--- START ---

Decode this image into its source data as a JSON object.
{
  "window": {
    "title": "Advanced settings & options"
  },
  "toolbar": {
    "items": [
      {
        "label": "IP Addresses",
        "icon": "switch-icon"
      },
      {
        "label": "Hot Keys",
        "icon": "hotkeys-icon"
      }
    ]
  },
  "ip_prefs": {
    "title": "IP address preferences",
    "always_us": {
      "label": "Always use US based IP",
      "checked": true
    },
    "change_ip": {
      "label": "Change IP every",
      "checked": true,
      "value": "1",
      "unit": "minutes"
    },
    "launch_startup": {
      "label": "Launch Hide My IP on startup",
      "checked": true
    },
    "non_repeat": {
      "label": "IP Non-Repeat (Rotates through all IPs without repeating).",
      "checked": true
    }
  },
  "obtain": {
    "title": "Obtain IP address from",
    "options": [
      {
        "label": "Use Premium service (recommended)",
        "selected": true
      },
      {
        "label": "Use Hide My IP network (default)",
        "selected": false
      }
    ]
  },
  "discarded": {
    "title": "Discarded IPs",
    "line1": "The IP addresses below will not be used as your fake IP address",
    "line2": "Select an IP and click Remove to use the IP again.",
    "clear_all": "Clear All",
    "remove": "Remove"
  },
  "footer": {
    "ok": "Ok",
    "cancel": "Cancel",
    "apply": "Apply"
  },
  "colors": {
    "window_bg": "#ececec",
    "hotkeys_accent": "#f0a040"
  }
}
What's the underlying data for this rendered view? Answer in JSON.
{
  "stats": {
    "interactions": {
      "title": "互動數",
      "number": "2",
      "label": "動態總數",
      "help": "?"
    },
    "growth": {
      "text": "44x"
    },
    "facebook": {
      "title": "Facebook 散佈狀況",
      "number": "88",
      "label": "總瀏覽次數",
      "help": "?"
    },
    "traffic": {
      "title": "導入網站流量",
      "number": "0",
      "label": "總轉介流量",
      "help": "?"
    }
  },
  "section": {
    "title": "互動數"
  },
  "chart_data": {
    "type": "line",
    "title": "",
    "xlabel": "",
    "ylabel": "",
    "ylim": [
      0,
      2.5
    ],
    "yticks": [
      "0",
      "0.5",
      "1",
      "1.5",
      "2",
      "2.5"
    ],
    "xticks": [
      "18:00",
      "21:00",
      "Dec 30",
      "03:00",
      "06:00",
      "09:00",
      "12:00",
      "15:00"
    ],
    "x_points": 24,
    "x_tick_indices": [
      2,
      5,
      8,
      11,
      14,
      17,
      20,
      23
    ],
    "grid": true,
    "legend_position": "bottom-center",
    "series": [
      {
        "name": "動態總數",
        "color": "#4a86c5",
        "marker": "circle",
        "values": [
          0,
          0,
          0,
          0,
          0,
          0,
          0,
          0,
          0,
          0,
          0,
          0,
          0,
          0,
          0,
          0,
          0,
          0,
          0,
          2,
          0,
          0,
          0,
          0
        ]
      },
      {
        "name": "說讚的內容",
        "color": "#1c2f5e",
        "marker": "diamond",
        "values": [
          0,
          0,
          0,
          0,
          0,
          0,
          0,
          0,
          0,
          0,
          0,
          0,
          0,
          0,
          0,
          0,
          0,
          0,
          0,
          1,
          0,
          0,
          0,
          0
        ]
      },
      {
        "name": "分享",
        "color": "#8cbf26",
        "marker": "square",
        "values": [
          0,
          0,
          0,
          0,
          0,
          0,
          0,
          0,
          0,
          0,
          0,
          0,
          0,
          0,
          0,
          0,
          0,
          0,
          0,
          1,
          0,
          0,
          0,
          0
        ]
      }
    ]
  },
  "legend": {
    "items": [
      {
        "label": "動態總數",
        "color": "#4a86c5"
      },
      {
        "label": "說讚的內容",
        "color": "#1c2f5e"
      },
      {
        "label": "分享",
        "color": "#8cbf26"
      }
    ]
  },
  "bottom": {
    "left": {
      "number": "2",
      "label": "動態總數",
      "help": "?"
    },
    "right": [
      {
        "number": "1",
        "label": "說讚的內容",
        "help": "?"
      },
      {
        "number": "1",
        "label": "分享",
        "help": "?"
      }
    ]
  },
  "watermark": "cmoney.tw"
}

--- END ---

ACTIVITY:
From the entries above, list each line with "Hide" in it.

FINISHED EXERCISE:
      "label": "Launch Hide My IP on startup",
        "label": "Use Hide My IP network (default)",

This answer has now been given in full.